#### [Task]
Every line of the listing belongs in your answer exactly as written; the images do not.

[[ Recorded information, beginning ]]

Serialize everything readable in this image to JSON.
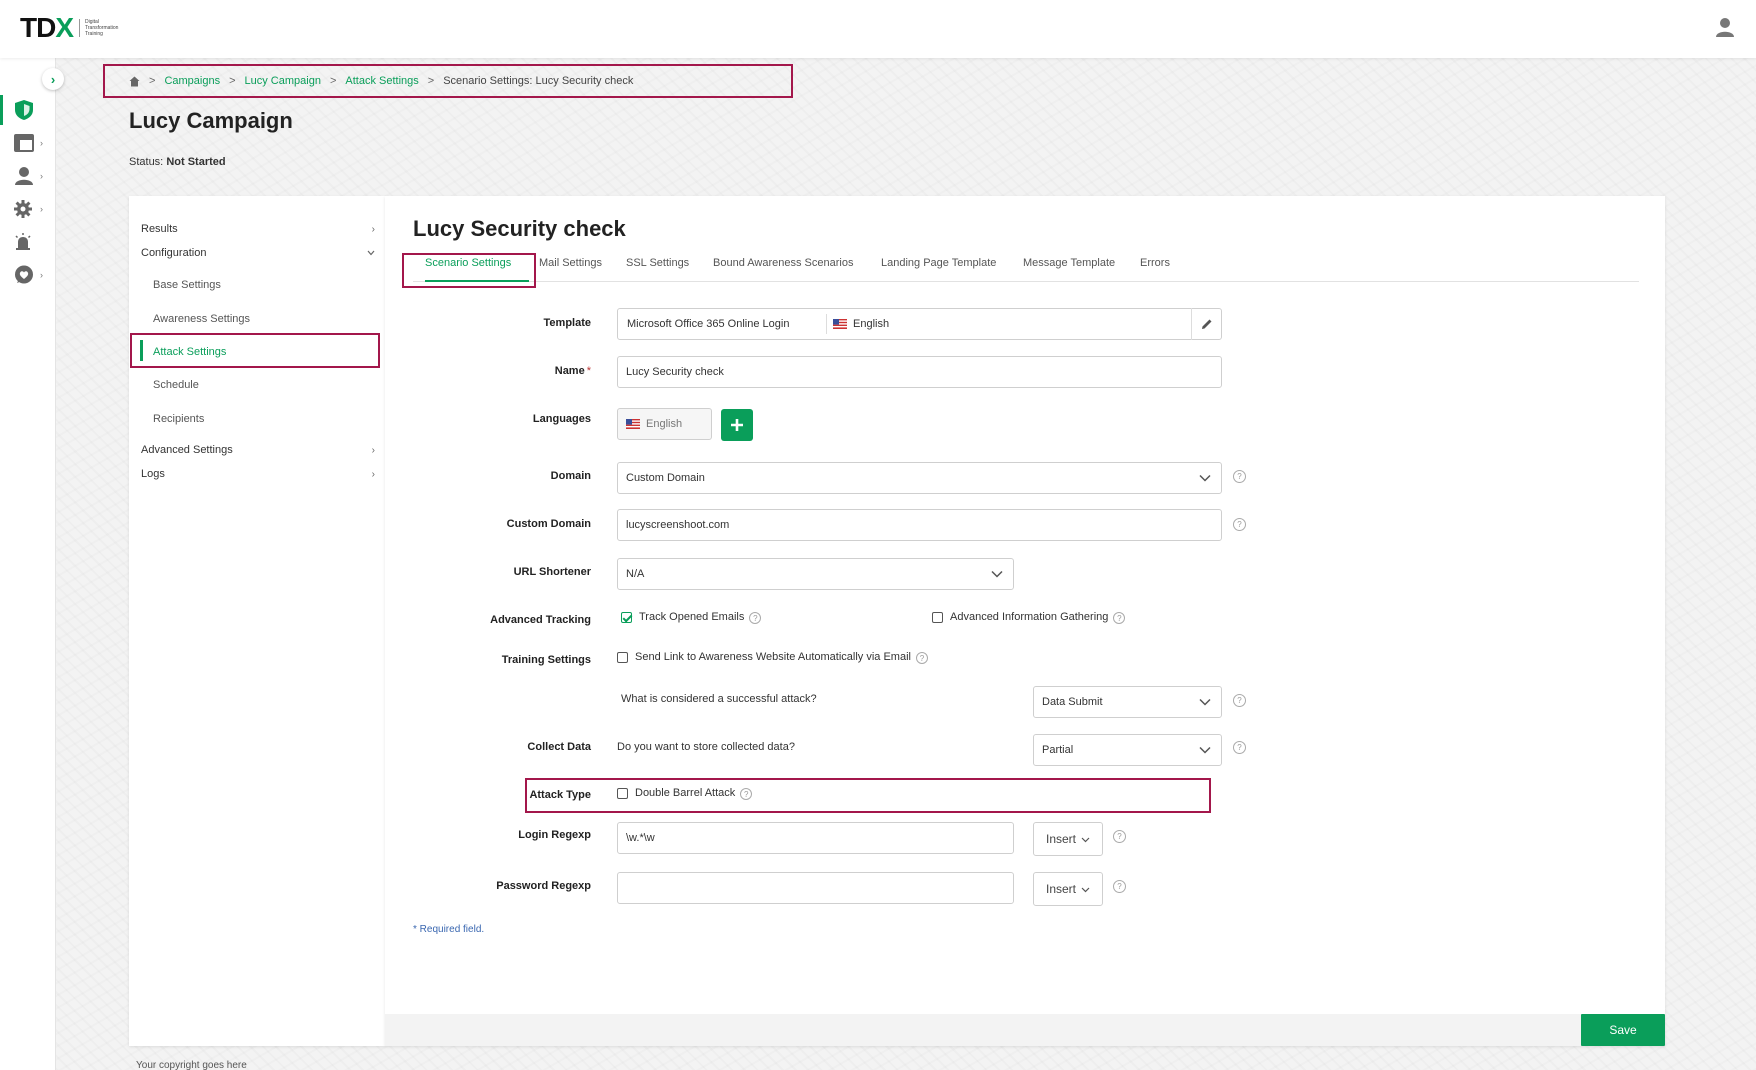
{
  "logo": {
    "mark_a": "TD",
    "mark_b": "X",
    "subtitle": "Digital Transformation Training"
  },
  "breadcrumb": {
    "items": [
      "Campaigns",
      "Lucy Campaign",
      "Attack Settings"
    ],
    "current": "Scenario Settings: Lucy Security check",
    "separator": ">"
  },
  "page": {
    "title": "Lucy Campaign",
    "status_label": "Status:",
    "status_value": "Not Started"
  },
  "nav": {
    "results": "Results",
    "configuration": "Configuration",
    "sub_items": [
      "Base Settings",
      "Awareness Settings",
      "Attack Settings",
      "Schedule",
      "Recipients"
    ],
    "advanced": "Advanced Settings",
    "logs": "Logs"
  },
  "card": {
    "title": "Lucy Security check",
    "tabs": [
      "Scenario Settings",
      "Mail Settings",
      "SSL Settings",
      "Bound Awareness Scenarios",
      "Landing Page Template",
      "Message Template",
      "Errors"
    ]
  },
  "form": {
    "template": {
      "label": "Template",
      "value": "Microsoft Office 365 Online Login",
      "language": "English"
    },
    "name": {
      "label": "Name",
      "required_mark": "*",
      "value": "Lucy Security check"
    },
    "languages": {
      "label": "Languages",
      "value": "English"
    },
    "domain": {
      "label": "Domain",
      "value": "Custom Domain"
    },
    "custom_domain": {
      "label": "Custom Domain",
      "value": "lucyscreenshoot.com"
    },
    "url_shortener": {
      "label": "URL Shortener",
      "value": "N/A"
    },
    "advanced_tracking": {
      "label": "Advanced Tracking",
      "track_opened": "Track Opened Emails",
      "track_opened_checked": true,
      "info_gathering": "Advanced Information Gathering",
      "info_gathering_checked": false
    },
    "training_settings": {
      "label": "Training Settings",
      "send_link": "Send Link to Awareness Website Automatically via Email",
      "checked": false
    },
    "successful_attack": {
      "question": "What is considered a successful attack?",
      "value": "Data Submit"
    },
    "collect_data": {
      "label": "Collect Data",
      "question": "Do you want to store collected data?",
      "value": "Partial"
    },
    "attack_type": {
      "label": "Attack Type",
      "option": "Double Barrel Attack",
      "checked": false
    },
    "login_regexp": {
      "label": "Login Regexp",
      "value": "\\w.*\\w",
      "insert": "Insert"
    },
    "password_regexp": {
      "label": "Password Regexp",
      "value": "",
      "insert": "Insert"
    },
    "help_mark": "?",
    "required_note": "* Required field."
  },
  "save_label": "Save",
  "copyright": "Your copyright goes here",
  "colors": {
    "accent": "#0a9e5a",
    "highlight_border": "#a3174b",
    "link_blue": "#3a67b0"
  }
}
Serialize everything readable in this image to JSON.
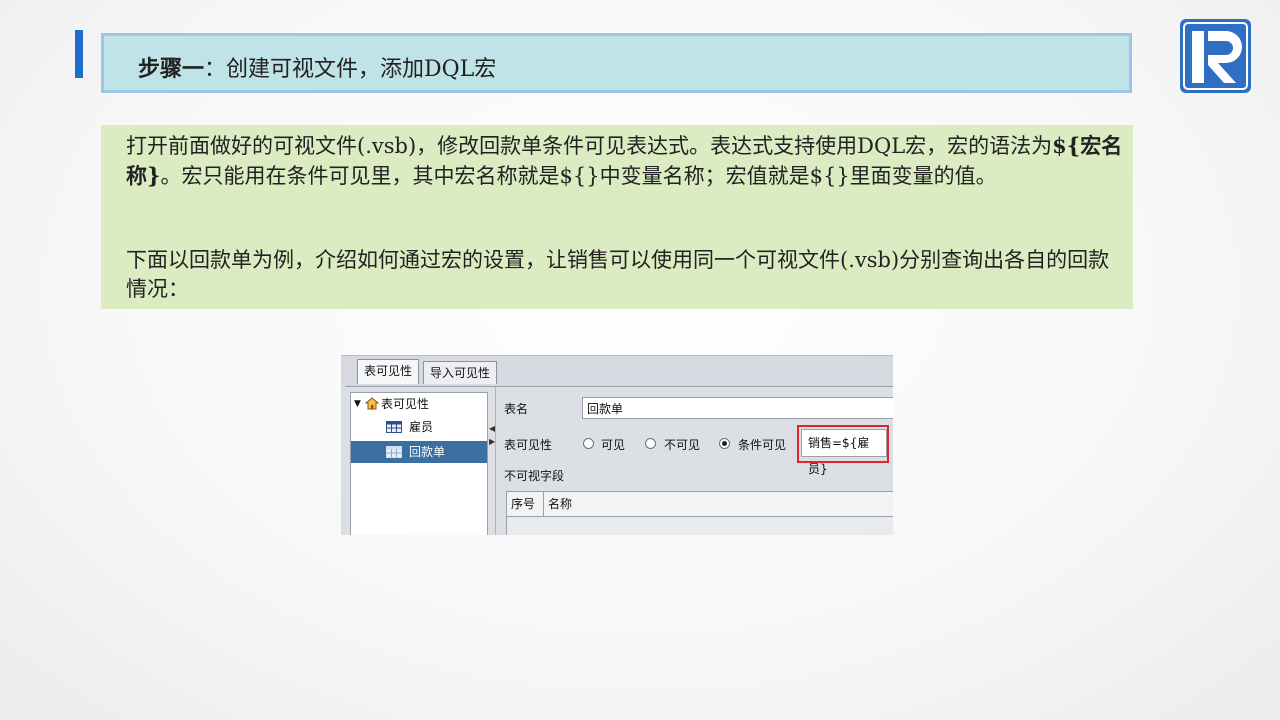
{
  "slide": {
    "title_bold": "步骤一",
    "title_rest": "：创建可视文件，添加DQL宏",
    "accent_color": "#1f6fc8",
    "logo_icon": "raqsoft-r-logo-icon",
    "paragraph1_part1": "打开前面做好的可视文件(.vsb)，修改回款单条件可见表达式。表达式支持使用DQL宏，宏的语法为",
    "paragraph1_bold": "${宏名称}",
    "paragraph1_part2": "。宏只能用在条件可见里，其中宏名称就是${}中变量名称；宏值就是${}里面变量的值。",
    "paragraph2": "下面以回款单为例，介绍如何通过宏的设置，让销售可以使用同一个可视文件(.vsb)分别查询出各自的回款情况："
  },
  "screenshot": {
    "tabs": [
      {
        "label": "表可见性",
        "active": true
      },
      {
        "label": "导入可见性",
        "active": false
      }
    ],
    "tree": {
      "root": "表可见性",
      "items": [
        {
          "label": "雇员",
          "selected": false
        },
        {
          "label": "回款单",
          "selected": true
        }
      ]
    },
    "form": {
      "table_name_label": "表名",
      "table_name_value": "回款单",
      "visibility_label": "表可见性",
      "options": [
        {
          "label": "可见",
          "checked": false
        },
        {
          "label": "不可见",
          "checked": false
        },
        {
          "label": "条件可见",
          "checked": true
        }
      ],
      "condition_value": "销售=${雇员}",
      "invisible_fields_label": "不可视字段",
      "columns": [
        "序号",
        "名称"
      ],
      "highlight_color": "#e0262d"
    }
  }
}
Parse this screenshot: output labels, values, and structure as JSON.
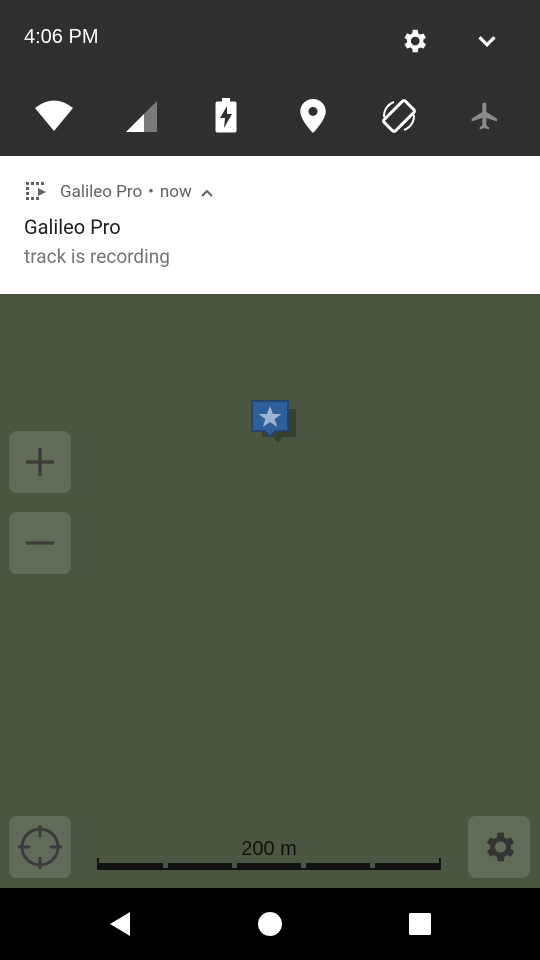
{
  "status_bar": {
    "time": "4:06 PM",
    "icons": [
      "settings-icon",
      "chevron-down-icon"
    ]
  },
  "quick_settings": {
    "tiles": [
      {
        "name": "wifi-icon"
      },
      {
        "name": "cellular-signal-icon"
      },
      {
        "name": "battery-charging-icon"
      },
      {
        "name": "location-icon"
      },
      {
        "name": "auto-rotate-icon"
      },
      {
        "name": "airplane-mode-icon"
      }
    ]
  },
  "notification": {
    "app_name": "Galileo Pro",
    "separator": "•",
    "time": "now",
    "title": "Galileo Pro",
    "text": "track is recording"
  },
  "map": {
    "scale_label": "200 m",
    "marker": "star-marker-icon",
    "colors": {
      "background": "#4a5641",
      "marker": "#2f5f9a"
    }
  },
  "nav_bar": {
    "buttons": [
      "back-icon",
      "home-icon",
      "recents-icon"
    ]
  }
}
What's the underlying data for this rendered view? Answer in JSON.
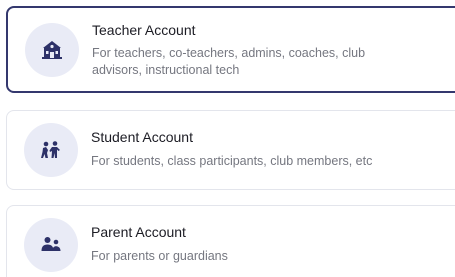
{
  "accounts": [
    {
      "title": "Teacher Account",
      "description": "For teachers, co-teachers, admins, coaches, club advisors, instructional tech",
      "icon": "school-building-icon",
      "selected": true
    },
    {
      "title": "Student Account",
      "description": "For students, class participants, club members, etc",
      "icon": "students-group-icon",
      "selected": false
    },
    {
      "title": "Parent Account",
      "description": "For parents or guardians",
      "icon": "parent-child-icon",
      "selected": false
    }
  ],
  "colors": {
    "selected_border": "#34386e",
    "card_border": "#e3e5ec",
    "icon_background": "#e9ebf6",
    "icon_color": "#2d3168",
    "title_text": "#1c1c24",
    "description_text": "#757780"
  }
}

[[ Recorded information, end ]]

#### [Completed task]
Serialize everything readable in this image to JSON.
{
  "logo": {
    "mark_a": "TD",
    "mark_b": "X",
    "subtitle": "Digital Transformation Training"
  },
  "breadcrumb": {
    "items": [
      "Campaigns",
      "Lucy Campaign",
      "Attack Settings"
    ],
    "current": "Scenario Settings: Lucy Security check",
    "separator": ">"
  },
  "page": {
    "title": "Lucy Campaign",
    "status_label": "Status:",
    "status_value": "Not Started"
  },
  "nav": {
    "results": "Results",
    "configuration": "Configuration",
    "sub_items": [
      "Base Settings",
      "Awareness Settings",
      "Attack Settings",
      "Schedule",
      "Recipients"
    ],
    "advanced": "Advanced Settings",
    "logs": "Logs"
  },
  "card": {
    "title": "Lucy Security check",
    "tabs": [
      "Scenario Settings",
      "Mail Settings",
      "SSL Settings",
      "Bound Awareness Scenarios",
      "Landing Page Template",
      "Message Template",
      "Errors"
    ]
  },
  "form": {
    "template": {
      "label": "Template",
      "value": "Microsoft Office 365 Online Login",
      "language": "English"
    },
    "name": {
      "label": "Name",
      "required_mark": "*",
      "value": "Lucy Security check"
    },
    "languages": {
      "label": "Languages",
      "value": "English"
    },
    "domain": {
      "label": "Domain",
      "value": "Custom Domain"
    },
    "custom_domain": {
      "label": "Custom Domain",
      "value": "lucyscreenshoot.com"
    },
    "url_shortener": {
      "label": "URL Shortener",
      "value": "N/A"
    },
    "advanced_tracking": {
      "label": "Advanced Tracking",
      "track_opened": "Track Opened Emails",
      "track_opened_checked": true,
      "info_gathering": "Advanced Information Gathering",
      "info_gathering_checked": false
    },
    "training_settings": {
      "label": "Training Settings",
      "send_link": "Send Link to Awareness Website Automatically via Email",
      "checked": false
    },
    "successful_attack": {
      "question": "What is considered a successful attack?",
      "value": "Data Submit"
    },
    "collect_data": {
      "label": "Collect Data",
      "question": "Do you want to store collected data?",
      "value": "Partial"
    },
    "attack_type": {
      "label": "Attack Type",
      "option": "Double Barrel Attack",
      "checked": false
    },
    "login_regexp": {
      "label": "Login Regexp",
      "value": "\\w.*\\w",
      "insert": "Insert"
    },
    "password_regexp": {
      "label": "Password Regexp",
      "value": "",
      "insert": "Insert"
    },
    "help_mark": "?",
    "required_note": "* Required field."
  },
  "save_label": "Save",
  "copyright": "Your copyright goes here",
  "colors": {
    "accent": "#0a9e5a",
    "highlight_border": "#a3174b",
    "link_blue": "#3a67b0"
  }
}
Serialize everything readable in this image to JSON.
{
  "slide": {
    "title_bold": "步骤一",
    "title_rest": "：创建可视文件，添加DQL宏",
    "accent_color": "#1f6fc8",
    "logo_icon": "raqsoft-r-logo-icon",
    "paragraph1_part1": "打开前面做好的可视文件(.vsb)，修改回款单条件可见表达式。表达式支持使用DQL宏，宏的语法为",
    "paragraph1_bold": "${宏名称}",
    "paragraph1_part2": "。宏只能用在条件可见里，其中宏名称就是${}中变量名称；宏值就是${}里面变量的值。",
    "paragraph2": "下面以回款单为例，介绍如何通过宏的设置，让销售可以使用同一个可视文件(.vsb)分别查询出各自的回款情况："
  },
  "screenshot": {
    "tabs": [
      {
        "label": "表可见性",
        "active": true
      },
      {
        "label": "导入可见性",
        "active": false
      }
    ],
    "tree": {
      "root": "表可见性",
      "items": [
        {
          "label": "雇员",
          "selected": false
        },
        {
          "label": "回款单",
          "selected": true
        }
      ]
    },
    "form": {
      "table_name_label": "表名",
      "table_name_value": "回款单",
      "visibility_label": "表可见性",
      "options": [
        {
          "label": "可见",
          "checked": false
        },
        {
          "label": "不可见",
          "checked": false
        },
        {
          "label": "条件可见",
          "checked": true
        }
      ],
      "condition_value": "销售=${雇员}",
      "invisible_fields_label": "不可视字段",
      "columns": [
        "序号",
        "名称"
      ],
      "highlight_color": "#e0262d"
    }
  }
}
Parse this screenshot: output labels, values, and structure as JSON.
{
  "status_bar": {
    "time": "4:06 PM",
    "icons": [
      "settings-icon",
      "chevron-down-icon"
    ]
  },
  "quick_settings": {
    "tiles": [
      {
        "name": "wifi-icon"
      },
      {
        "name": "cellular-signal-icon"
      },
      {
        "name": "battery-charging-icon"
      },
      {
        "name": "location-icon"
      },
      {
        "name": "auto-rotate-icon"
      },
      {
        "name": "airplane-mode-icon"
      }
    ]
  },
  "notification": {
    "app_name": "Galileo Pro",
    "separator": "•",
    "time": "now",
    "title": "Galileo Pro",
    "text": "track is recording"
  },
  "map": {
    "scale_label": "200 m",
    "marker": "star-marker-icon",
    "colors": {
      "background": "#4a5641",
      "marker": "#2f5f9a"
    }
  },
  "nav_bar": {
    "buttons": [
      "back-icon",
      "home-icon",
      "recents-icon"
    ]
  }
}
What's the underlying data for this rendered view? Answer in JSON.
{
  "accounts": [
    {
      "title": "Teacher Account",
      "description": "For teachers, co-teachers, admins, coaches, club advisors, instructional tech",
      "icon": "school-building-icon",
      "selected": true
    },
    {
      "title": "Student Account",
      "description": "For students, class participants, club members, etc",
      "icon": "students-group-icon",
      "selected": false
    },
    {
      "title": "Parent Account",
      "description": "For parents or guardians",
      "icon": "parent-child-icon",
      "selected": false
    }
  ],
  "colors": {
    "selected_border": "#34386e",
    "card_border": "#e3e5ec",
    "icon_background": "#e9ebf6",
    "icon_color": "#2d3168",
    "title_text": "#1c1c24",
    "description_text": "#757780"
  }
}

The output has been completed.